Some of the branches I lopped off myself. Self destruction and worthlessness can make you try and burn off the things you’ve been convinced are wrong with you. True or not, the shears come out and you prune like Edward Scissorhands to make yourself normal like everyone else.

Or normal like no one else but less like you.

Here I am after the launch of an incredibly supported and embraced foundation and I am feeling through it all.

What is this frozen, stunned, catatonic state? Why does this growth and expansion make me so uncomfortable? Where has this journey brought me?

It has brought me to discover and examine the possibility that maybe, just maybe, I am not broken.

Maybe the branches at my feet are broken but I am still the tall, sweeping willow tree.

Is it possible that I have been hiding a secret deformation that never existed in the first place?
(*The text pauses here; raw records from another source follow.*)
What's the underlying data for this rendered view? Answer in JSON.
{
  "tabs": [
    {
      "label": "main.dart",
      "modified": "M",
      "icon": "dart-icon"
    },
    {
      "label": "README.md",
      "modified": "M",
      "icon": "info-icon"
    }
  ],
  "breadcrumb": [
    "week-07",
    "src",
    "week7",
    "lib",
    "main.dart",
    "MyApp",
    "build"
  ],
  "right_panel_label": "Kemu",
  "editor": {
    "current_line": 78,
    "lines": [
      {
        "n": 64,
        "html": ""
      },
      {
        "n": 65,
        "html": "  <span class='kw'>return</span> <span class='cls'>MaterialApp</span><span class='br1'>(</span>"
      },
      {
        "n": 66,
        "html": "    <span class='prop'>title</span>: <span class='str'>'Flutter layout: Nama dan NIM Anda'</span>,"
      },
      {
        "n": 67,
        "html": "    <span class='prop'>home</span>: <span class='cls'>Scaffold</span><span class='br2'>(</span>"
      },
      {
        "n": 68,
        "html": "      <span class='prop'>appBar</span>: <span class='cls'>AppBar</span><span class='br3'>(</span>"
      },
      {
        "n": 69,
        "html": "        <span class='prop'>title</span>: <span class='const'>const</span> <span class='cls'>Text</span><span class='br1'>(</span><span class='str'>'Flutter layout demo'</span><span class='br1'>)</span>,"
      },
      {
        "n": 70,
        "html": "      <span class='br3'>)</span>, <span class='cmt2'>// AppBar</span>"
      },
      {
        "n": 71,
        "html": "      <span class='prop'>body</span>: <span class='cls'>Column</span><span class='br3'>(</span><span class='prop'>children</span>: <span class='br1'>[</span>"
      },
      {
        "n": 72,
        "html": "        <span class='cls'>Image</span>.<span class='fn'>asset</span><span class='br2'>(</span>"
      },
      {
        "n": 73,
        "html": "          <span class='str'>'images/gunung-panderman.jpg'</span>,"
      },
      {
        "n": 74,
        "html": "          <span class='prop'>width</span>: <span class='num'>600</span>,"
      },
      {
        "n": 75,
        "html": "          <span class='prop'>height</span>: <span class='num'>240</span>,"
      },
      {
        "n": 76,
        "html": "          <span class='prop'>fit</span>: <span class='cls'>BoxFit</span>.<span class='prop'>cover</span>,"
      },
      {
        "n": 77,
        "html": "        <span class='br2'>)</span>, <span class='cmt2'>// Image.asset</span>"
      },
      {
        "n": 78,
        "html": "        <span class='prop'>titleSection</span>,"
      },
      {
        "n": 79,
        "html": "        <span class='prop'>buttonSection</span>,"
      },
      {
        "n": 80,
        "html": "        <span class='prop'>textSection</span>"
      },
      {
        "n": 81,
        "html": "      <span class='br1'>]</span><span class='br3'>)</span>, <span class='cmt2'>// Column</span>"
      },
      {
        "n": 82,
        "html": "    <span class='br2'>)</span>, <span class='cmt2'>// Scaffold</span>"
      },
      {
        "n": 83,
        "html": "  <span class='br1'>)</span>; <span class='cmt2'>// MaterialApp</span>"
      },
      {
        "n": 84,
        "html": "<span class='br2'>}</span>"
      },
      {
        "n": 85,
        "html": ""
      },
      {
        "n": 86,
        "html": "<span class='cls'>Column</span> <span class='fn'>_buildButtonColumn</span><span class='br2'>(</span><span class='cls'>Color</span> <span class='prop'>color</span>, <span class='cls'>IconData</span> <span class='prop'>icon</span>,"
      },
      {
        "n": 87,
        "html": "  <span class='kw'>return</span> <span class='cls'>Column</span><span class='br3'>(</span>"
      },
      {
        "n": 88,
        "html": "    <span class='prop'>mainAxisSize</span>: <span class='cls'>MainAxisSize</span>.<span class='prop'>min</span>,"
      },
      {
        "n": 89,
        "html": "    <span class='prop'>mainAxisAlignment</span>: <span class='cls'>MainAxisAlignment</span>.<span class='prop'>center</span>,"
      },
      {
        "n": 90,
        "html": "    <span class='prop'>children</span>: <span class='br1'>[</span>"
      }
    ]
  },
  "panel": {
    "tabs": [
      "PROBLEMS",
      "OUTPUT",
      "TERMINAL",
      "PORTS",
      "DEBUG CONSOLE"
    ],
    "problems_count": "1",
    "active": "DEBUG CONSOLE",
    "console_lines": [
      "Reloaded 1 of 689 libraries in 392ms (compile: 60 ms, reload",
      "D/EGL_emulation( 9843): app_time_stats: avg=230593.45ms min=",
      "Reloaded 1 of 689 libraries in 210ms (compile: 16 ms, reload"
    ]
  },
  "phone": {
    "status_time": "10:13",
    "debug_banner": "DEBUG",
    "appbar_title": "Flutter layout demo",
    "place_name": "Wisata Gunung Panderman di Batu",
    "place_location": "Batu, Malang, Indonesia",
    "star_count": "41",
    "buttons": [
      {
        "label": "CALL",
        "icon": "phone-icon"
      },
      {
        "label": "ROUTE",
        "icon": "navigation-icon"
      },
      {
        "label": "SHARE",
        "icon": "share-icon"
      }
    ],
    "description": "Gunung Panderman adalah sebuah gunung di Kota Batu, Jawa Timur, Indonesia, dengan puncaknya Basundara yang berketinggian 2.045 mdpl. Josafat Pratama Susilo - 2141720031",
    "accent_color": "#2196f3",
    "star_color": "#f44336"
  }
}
Is it possible that the abuse I suffered did not make me inherently dirty, misshapen, worthless, incompetent or broken at the core?

It is possible.

It is possible to heal from an injury without always thinking that injury somehow makes you a lesser human being.

It is possible for branches to break off of a strong, living tree. It is possible to love the deep, digging roots, the thick trunk and the wide spreading canopy of leaves without assessing it a lower value because of unexpected and undeserved losses.

I’m still pulling the word broken out of my trunk like a fence line tangled too close.

I’m figuring this one out. I’m letting it sink in.

It’s a whisper. It’s a half question, a wonderment. It’s the possibility that I made a false agreement with myself under duress.

I’m toying with a declaration:

I am not broken.

From the roots to the tree, let it be.

Love from the branches of a weeping willow,

Tashmica